Every day, all four characters went to a specific place in their world – a maze – where they found cheese. The first two were not picky about their cheese, nor where they found it – it was just food they found in a place. Then, one day – you guessed it – somebody moved their cheese. These two unfinicky fromage finders immediately began looking for the new place where cheese was being put.
The expectations of the second two characters in Johnson’s story were different; to them, cheese represented more than food. They had allowed themselves to become defined by not only the specific kind of cheese that they had always found but also by that specific place in the maze. To them, this combination was more than nourishment – it represented their self-esteem, success, and happiness. It was who they were. You’ve heard of being hidebound? Well, you might say these two were cheesebound (my term, not Johnson’s). Of course, being cheesebound wasn’t a problem until – right again – somebody moved their cheese.
In his legendary book (and film), Paradigms: The Business of Discovering the Future, futurist Joel Barker defines a paradigm as a set of rules that 1) establishes/defines boundaries, and 2) promotes behavior that helps you to be successful when operating within those boundaries. Barker says paradigms, whether institutionally codified or deeply personal, can be useful until there’s a shift – a paradigm shift. Which is exactly what happened to the four characters when somebody moved their cheese. But instead of looking for new cheese like their two maze-mates, the second two were so heavily invested in the old paradigm – “this is the place where we get our cheese” – that they put their survival in jeopardy.
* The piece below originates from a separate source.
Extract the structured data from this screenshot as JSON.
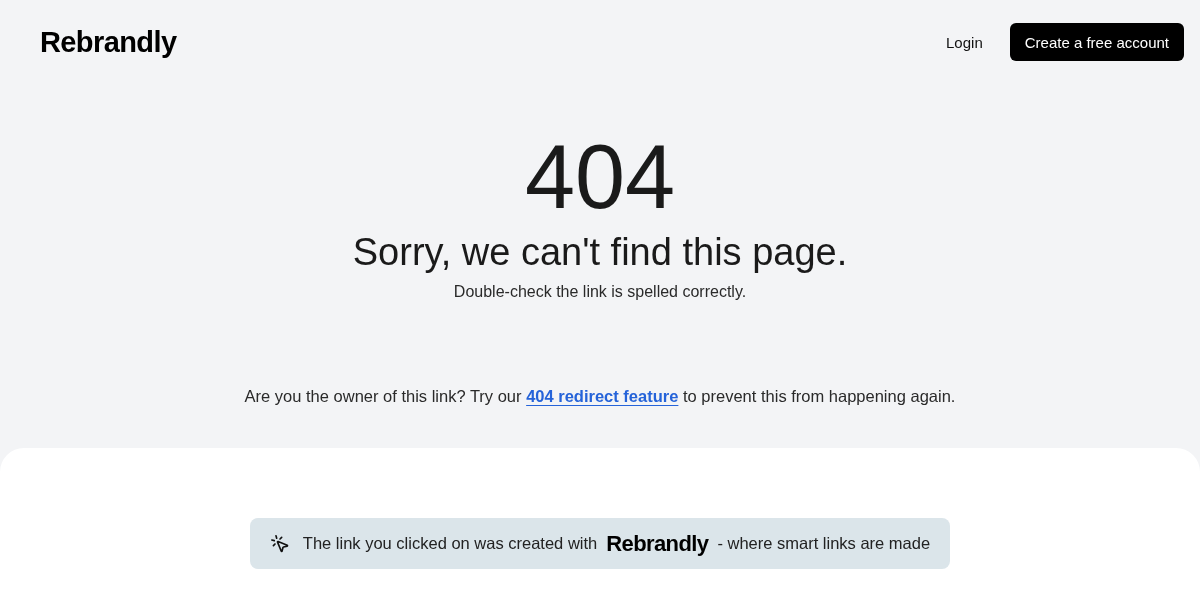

Johnson’s cautionary tale, and the two sides of Barker’s paradigm coin, apply to all parts of life, but especially politics and business.
For generations, like the characters in Johnson’s story, Democrats and Republicans each showed up at the same place in their political maze where they’d always found the cheese they liked. But like the second two characters, both parties defined themselves by the cheese they found in their specific spots, and they found success by operating within the rules of their political paradigm.
But then, somebody moved their cheese.
In the third decade of the 21st century, the electorate is moving the political cheese. The cheesebound members of both parties will double-down on past practices and rhetoric – their paradigm – in a futile attempt to hold on to their old cheese, rather than taking action to find the new stuff. In his book, Johnson said: “Old beliefs do not lead you to new cheese.”
Ultimately, the election victors this November will be like the first two characters in Johnson’s story: They won’t define themselves by the old cheese in the old location. Instead, they will look for, find and earn the new cheese, which is now in a new place, moved there by the current electorate with third-decade-of-the-21st-century expectations. Johnson says, “Movement in a new direction helps you find the new cheese.”
We should take a lesson from the clinic that both political parties are putting on this year. Winners in the marketplace this year, and politicians in November, will be those who understand, accept and adjust to avoid the wages of being cheesebound. In your business, the new cheese you find in the new place is a product of the evolving expectations of your customers. And like the electorate, your customers are moving cheese – and paradigms are shifting – all over the marketplace.
Joel Barker says, “When a paradigm shifts, everything goes back to zero.” Your small business cannot afford for its leader to become cheesebound, and wind up holding a goose egg.
Write this on a rock … Blasingame’s Law of Business Love (and Cheese): It’s okay to fall in love with what you do (cheese), but it’s not okay to fall in love with how you do it (the old cheese in the old place).